The creamy farro with honey-roasted grapes from Maria Speck’s Ancient Grains for Modern Meals was absolutely delicious. I never would’ve thought to eat farro for breakfast, but why not? It cooks up like oatmeal and has a taste and texture similar to wheat berries, nutty and a bit chewy. The cinnamon, anise, and vanilla gave off a lovely, warm aroma, and the hit of cream made this healthy, hearty breakfast more rich and satisfying. The warm, honeyed grapes were a great complement. Other fruits like pears, plums, blueberries (whatever’s in season) would work well, too, and I might try replacing the cream with soy milk for a still-creamy, lower-fat version.
Creamy Farro with Honey-Roasted Grapes from Ancient Grains for Modern Meals: Mediterranean Whole Grain Recipes for Barley, Farro, Kamut, Polenta, Wheat Berries & More by Maria Speck (Ten Speed, Apr.)
2 cups water
1 cup farro
1 teaspoon anise seeds
1 1-inch piece cinnamon stick
Pinch of fine sea salt
Roasted Grapes, and to finish
3 cups seedless red grapes (1 ¼ pounds)
1 teaspoon extra-virgin olive oil
4 tablespoons honey, plus extra for serving
½ cup heavy whipping cream or half-and-half
½ teaspoon vanilla extract
Ground cinnamon, for sprinkling

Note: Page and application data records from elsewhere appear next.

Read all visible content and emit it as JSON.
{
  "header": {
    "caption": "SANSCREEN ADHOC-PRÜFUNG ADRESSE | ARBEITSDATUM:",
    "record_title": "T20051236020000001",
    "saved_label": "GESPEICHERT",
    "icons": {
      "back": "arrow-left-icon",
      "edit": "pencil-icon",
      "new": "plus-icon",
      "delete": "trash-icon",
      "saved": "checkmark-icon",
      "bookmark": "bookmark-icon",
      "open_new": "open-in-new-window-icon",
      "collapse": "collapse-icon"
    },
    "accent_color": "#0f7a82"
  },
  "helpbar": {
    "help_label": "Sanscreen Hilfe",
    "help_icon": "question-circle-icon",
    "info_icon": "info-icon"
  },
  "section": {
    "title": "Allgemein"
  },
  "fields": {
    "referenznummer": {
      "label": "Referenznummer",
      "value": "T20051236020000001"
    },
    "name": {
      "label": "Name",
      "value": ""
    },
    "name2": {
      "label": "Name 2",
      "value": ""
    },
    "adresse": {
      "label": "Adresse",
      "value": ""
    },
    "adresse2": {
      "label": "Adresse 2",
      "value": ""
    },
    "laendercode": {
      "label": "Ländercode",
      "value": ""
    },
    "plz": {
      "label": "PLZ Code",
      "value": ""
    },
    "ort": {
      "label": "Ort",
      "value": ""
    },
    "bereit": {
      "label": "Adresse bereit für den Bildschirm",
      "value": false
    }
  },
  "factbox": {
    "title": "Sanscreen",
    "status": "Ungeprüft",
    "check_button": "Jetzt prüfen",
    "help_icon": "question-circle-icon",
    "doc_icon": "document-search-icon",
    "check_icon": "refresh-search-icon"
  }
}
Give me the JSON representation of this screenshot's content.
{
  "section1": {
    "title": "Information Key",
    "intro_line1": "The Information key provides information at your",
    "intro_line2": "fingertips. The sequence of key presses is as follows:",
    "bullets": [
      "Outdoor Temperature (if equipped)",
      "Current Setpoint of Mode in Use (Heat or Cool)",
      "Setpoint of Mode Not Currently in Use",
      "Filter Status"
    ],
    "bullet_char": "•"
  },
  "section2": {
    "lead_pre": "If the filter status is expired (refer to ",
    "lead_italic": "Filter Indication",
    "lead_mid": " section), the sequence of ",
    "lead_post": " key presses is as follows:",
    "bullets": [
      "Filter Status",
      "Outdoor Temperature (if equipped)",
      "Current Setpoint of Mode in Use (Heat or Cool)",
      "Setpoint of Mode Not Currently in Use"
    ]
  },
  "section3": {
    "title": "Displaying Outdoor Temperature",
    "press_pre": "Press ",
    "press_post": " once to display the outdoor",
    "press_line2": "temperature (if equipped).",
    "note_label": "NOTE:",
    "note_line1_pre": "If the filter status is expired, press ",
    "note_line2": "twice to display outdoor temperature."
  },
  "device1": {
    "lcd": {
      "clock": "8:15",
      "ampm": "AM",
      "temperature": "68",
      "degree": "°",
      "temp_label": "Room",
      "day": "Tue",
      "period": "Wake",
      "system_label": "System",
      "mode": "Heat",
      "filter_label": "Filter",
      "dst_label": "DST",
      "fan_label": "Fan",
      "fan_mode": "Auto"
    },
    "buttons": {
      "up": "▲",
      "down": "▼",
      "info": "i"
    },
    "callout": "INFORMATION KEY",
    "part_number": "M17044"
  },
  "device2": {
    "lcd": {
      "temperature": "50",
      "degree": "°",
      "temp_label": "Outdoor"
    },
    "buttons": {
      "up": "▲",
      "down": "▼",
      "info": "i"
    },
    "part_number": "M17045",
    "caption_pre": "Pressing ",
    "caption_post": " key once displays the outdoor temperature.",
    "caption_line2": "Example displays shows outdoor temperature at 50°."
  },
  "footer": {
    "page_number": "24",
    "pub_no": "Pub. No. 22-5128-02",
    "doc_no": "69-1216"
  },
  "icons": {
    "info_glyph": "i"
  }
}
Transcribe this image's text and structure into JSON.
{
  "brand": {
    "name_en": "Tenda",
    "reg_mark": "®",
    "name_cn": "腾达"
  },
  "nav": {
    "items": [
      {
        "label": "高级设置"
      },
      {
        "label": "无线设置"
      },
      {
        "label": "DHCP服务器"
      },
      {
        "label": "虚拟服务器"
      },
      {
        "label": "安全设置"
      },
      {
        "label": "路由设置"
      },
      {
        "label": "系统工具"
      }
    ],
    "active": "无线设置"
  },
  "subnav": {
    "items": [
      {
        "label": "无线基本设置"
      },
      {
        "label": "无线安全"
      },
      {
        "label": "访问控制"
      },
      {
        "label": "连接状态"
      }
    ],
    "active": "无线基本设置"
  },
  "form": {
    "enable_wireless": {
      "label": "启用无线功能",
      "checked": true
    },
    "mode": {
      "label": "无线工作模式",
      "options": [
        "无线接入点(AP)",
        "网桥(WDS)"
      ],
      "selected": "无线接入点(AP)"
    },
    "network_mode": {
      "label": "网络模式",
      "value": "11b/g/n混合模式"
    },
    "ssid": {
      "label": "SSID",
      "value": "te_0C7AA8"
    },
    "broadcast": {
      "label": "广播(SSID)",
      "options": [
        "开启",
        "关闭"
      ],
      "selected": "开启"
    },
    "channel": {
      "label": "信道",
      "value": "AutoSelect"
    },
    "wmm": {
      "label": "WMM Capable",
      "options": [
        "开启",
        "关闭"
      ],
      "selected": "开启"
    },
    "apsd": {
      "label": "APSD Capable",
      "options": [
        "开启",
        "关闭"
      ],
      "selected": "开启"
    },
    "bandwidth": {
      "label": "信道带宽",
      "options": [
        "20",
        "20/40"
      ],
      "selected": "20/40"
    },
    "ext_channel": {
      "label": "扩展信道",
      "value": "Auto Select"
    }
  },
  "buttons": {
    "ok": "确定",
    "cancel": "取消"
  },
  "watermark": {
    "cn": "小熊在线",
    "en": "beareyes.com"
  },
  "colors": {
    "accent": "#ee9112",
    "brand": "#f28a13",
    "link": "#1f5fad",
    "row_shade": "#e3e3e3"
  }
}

1. To prepare the faro, bring the water, faro, anise seeds, cinnamon stick, and salt to a boil in a heavy-bottomed 4-quart saucepan. Decrease the heat to maintain a simmer, cover, and cook until the faro is tender but still slightly chewy, 20 to 25 minutes. Remove the cinnamon stick, drain any remaining liquid, and return the faro to the saucepan.
2. Meanwhile, prepare the roasted grapes. Position a rack 6 inches from the heat source and preheat the broiler for 5 minutes. Spread the grapes on a large rimmed baking sheet. Drizzle with the olive oil and 2 tablespoons of the honey and toss to combine. Broil until the grapes just start to shrivel and release some juices as they burst, 5 to 7 minutes. Immediately transfer the grapes with their juices to a heatproof bowl.
3. To finish, add the cream and vanilla extract to the faro and bring to a boil over medium heat, stirring frequently. Cook until the cream thickens slightly, 3 to 5 minutes. Stir in the remaining 2 tablespoons honey, add the grapes with their juices and cook just long enough to reheat the fruit, about 2 minutes. Divide among bowls, sprinkle with cinnamon, and serve warm with more honey on the side.
To get a head start: Make the faro, as in step 1, ahead. The grapes can also be roasted 1 day ahead. Chill, covered.
To vary it: If you like a bit more chewiness, try other berries from the heat family such as spelt, Kamut, or soft whole wheat. You will need a scant 3 cups.